A suicide bomber rammed into a hotel in the centre of the Somali capital Mogadishu on Wednesday, police and witnesses said, in an attack claimed by militant Islamist group al Shabaab.
Gunfire followed the attack on the Posh Hotel, the only venue with a discotheque in the capital, a Reuters witness said.
Witnesses said the whole district was cordoned off by police, and that sporadic gunfire could still be heard.
“The suicide car bomb targeted its entrance. There is gunfire inside the hotel, but I am not sure if fighters are inside,” Moahmed Hussein, a police officer, said.
Gunmen stormed a restaurant adjacent to the hotel, another police officer said, but was unable to provide details.
Al Shabaab, which has carried out a campaign of suicide bombings in its bid to topple the Somali government and impose its strict interpretation of Islam, claimed responsibility.
“A mujahid (fighter) with his suicide car bomb martyred himself after he rammed into Posh Hotel, which is a nightclub. The operation goes on,” Abdiasis Abu Musab, the group’s military spokesman, told Reuters
Since losing large swathes of territory to African Union peacekeepers supporting the government, the group has frequently launched raids and deadly attacks in Mogadishu and other regions controlled by the federal government.
Somalia has been at war since 1991, when clan-based warlords overthrew dictator Siad Barre and then turned on each other

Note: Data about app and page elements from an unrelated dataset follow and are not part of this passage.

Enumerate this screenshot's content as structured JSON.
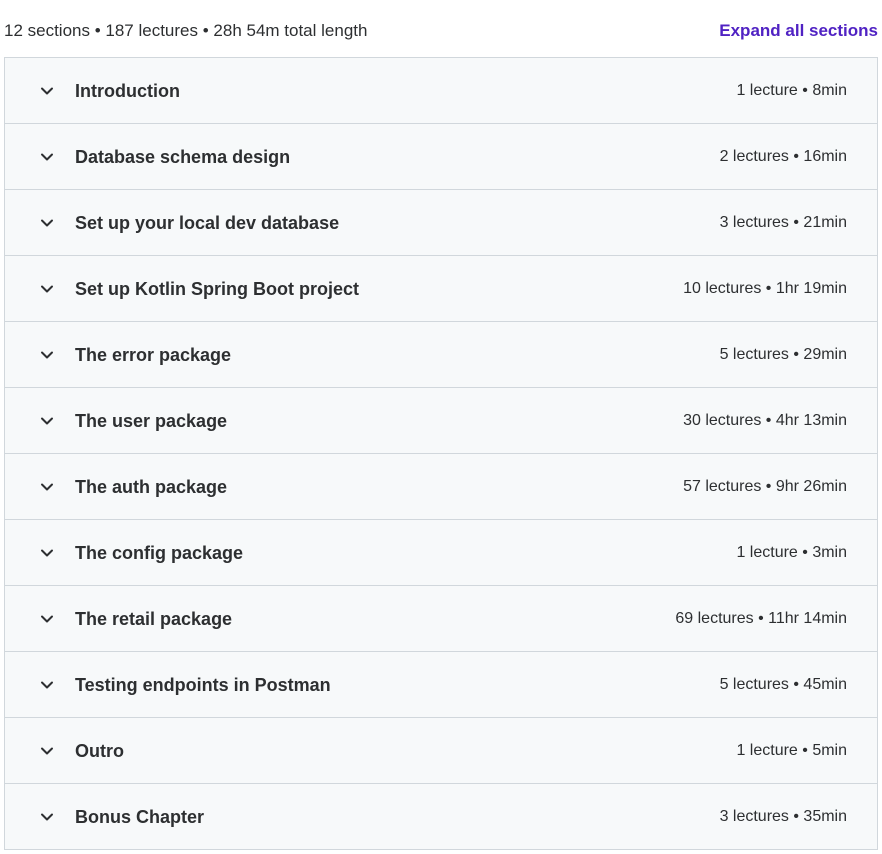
{
  "summary": {
    "text": "12 sections • 187 lectures • 28h 54m total length",
    "expand_label": "Expand all sections"
  },
  "icons": {
    "section_toggle": "chevron-down-icon"
  },
  "colors": {
    "accent": "#5022c3",
    "row_background": "#f7f9fa",
    "border": "#d1d7dc",
    "text": "#2d2f31"
  },
  "sections": [
    {
      "title": "Introduction",
      "meta": "1 lecture • 8min"
    },
    {
      "title": "Database schema design",
      "meta": "2 lectures • 16min"
    },
    {
      "title": "Set up your local dev database",
      "meta": "3 lectures • 21min"
    },
    {
      "title": "Set up Kotlin Spring Boot project",
      "meta": "10 lectures • 1hr 19min"
    },
    {
      "title": "The error package",
      "meta": "5 lectures • 29min"
    },
    {
      "title": "The user package",
      "meta": "30 lectures • 4hr 13min"
    },
    {
      "title": "The auth package",
      "meta": "57 lectures • 9hr 26min"
    },
    {
      "title": "The config package",
      "meta": "1 lecture • 3min"
    },
    {
      "title": "The retail package",
      "meta": "69 lectures • 11hr 14min"
    },
    {
      "title": "Testing endpoints in Postman",
      "meta": "5 lectures • 45min"
    },
    {
      "title": "Outro",
      "meta": "1 lecture • 5min"
    },
    {
      "title": "Bonus Chapter",
      "meta": "3 lectures • 35min"
    }
  ]
}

Capt. Mohamed Hussein said there was confusion over whether gunmen had fought their way inside after the blast and whether a hostage situation was underway at the Pizza House restaurant.
The Somalia-based extremist group al-Shabab often targets high-profile areas of Mogadishu, including hotels, military checkpoints and areas near the presidential palace. It has vowed to step up attacks after the recently elected government launched a new military offensive against it.
Al-Shabab last year became the deadliest Islamic extremist group in Africa, with more than 4,200 people killed in 2016, according to the Washington-based Africa Center for Strategic Studies.
The extremist group also faces a new military push from the United States after President Donald Trump approved expanded operations, including airstrikes, against al-Shabab. On Sunday, the US military in Africa said it carried out an airstrike in southern Somalia that killed eight Islamic extremists at a rebel command and logistics camp.
Somalia President Mohamed Abdullahi Mohamed confirmed that airstrike and said such attacks would disrupt the group’s ability to conduct new attacks.
With a new federal government established, pressure is growing on Somalia’s military to assume full responsibility for the country’s security. The 22,000-strong African Union multinational force, AMISOM, which has been supporting the fragile central government, plans to start withdrawing in 2018 and leave by the end of 2020.
Also Wednesday, the UN Security Council unanimously adopted a resolution extending the UN political mission in the Horn of Africa nation, which is trying to rebuild after more than two decades as a failed state, until March 31, 2018. The resolution recognised that “this is a critical moment for Somalia.”